BRUT NATURE is the driest of the three. It is characterised by an acidulous component which particularly stimulates salivation and therefore drinking. It is great if accompanied by an entrée of any kind.
EXTRA BRUT: the difference between this wine and BRUT NATURE is not always easy to tell. It remains well-structured and has a good level of flavour.
BRUT: As you smell it, floral notes stand out. As you taste it, it is similar to BRUT NATURE and EXTRA BRUT, but with a greater sugary residual which makes it slightly rounder. The nuance of these three is full, with a good level of flavour, acidulous and fruity. Because of the intense palate they are excellent to accompany all types of antipasti, and first course dishes based on vegetables and fish.
EXTRA DRY: its name is apparently deceiving, it has a sugary residual which varies between 12 and 17 grams per litre. It is softer than Brut. It is comfortable to drink as an aperitif and paired with delicate foods, such as vegetable soups and entrées not particularly robust like meat sauces (bigoli pasta with a rabbit and chanterelle mushroom ragù, fresh cheeses or cheeses that haven’t been aged long, and poultry in general).
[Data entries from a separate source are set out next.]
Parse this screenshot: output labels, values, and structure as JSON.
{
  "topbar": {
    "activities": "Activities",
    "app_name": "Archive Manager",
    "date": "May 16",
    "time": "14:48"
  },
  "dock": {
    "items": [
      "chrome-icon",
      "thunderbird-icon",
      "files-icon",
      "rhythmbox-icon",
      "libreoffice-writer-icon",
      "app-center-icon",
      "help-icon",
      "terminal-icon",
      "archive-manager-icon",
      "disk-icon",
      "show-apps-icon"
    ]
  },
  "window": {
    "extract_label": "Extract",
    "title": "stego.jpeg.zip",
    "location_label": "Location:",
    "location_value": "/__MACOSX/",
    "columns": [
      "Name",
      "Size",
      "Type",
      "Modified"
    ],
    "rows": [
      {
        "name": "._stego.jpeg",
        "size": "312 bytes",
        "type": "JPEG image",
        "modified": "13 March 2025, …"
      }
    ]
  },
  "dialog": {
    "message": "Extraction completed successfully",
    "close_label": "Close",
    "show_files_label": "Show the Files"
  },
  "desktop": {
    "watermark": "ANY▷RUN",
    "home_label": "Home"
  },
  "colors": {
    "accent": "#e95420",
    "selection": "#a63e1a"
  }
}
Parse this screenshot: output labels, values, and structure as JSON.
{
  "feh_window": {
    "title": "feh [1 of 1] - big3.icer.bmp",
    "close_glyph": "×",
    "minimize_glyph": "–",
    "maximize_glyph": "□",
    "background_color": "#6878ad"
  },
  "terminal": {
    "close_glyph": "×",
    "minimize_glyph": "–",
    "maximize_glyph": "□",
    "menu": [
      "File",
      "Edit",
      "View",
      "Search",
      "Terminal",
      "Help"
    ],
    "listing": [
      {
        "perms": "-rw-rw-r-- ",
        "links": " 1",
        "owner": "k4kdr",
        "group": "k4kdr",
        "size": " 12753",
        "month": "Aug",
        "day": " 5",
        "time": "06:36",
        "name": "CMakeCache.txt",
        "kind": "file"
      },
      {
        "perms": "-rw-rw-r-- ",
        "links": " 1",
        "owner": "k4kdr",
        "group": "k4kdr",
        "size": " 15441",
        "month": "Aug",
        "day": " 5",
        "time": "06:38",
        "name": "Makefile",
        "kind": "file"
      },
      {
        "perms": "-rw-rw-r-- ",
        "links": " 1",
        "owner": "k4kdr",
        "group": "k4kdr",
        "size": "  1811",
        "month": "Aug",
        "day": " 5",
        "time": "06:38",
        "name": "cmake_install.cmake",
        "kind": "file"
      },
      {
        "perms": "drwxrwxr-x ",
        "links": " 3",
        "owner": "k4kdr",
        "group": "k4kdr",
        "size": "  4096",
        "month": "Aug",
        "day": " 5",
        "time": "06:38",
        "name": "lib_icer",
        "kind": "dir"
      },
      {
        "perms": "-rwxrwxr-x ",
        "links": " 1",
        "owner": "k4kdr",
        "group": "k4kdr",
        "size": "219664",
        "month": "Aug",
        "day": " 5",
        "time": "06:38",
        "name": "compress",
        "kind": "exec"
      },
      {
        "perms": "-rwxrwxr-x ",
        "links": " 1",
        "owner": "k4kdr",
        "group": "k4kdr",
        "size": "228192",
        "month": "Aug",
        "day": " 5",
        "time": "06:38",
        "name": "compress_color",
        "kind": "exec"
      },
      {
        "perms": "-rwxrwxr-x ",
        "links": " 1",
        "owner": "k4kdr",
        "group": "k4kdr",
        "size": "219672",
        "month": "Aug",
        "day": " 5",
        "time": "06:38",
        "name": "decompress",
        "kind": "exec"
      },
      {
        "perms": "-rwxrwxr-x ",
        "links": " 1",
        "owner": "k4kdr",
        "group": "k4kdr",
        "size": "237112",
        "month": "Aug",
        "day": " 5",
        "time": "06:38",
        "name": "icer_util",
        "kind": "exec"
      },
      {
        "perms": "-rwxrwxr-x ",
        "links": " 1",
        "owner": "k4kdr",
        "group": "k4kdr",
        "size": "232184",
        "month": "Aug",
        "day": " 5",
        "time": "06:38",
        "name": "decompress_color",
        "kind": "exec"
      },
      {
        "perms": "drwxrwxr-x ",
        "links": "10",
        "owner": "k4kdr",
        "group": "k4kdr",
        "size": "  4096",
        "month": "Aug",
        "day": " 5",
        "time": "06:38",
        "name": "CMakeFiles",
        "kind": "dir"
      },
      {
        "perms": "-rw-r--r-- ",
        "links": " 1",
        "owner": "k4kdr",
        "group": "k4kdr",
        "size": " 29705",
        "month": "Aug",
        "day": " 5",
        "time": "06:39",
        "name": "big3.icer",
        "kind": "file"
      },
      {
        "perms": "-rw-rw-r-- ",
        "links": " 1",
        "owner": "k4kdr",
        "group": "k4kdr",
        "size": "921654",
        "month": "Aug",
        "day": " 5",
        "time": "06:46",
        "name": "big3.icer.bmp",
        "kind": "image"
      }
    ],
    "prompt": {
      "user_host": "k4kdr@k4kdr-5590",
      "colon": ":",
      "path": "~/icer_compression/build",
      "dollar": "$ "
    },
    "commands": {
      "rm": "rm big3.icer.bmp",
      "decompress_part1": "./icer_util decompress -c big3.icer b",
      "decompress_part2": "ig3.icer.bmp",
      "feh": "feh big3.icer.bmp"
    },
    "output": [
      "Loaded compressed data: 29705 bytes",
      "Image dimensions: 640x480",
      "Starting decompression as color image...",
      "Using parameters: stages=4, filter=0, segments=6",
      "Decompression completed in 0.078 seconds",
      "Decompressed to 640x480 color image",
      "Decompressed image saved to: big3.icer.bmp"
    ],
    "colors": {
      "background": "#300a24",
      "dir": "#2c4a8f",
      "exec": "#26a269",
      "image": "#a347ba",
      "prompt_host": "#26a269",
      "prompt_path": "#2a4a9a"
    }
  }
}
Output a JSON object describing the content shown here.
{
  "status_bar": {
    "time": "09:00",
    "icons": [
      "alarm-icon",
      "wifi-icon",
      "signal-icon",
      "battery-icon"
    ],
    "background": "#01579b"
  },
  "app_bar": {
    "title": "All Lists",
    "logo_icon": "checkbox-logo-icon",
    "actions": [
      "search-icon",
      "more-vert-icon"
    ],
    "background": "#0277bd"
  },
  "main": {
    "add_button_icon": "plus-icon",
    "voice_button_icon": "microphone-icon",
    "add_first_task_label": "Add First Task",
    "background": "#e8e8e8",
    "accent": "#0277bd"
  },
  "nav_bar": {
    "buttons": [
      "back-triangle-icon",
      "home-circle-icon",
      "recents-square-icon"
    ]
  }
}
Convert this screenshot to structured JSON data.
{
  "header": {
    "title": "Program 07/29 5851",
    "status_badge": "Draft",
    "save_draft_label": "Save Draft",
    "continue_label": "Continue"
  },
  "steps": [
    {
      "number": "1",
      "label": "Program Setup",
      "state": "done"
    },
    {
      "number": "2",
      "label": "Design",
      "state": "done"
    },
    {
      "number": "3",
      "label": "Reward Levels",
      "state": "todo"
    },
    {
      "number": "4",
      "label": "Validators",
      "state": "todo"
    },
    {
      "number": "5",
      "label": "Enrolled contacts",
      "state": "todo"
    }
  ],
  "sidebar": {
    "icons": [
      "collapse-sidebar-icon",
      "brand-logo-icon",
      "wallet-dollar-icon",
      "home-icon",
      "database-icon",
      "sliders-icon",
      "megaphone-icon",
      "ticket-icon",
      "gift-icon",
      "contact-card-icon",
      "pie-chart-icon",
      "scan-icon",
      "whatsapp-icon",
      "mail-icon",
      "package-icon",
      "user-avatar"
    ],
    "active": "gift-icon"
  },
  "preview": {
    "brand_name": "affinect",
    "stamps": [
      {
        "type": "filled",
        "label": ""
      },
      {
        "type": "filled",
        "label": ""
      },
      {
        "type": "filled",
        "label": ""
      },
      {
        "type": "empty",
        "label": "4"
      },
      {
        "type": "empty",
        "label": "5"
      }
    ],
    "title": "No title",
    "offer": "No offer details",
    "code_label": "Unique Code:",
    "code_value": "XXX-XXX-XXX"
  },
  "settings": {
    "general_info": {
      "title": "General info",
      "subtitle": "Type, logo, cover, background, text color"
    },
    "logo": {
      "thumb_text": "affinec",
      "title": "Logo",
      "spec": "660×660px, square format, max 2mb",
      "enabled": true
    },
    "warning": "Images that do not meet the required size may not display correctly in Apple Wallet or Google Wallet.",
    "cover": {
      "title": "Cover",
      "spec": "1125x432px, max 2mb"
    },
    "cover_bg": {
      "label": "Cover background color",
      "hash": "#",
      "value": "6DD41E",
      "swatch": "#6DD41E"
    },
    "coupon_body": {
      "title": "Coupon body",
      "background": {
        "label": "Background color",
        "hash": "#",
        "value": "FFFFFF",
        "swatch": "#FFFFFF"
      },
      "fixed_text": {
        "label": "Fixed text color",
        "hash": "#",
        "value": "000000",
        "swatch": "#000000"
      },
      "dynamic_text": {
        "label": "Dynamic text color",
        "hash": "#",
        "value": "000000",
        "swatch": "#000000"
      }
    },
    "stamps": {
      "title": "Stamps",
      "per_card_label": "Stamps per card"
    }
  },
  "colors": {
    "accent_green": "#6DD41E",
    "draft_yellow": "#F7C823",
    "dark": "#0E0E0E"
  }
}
DRY: This wine is less commonly found, but it is still on the scene, aiming at highlighting the fruity part, green apples and white peaches, its special sweetness turns towards more citrus flavours. It is very soft on the palate, with a semisweet and well-defined hint towards the end. It goes well mainly with puff pastry or fruit tarts and sweet focaccia. However, it is with dry desserts or not very spicy dishes that this wine finds its perfect union.
DEMI SEC: It is known even less and today only a small production within the entire market is dedicated to this wine. It is for the most part consumed with desserts that are not extremely sweet or yeast-based desserts such as “colomba” (Easter cake), sweet focaccia, “panettone” (Italian sweet- bread loaf) and “pandoro” (an Italian sweet yeast cake). Its aroma sends out hints of ripened fruit much more than the Dry version does. Always fresh and very sweet on the palate.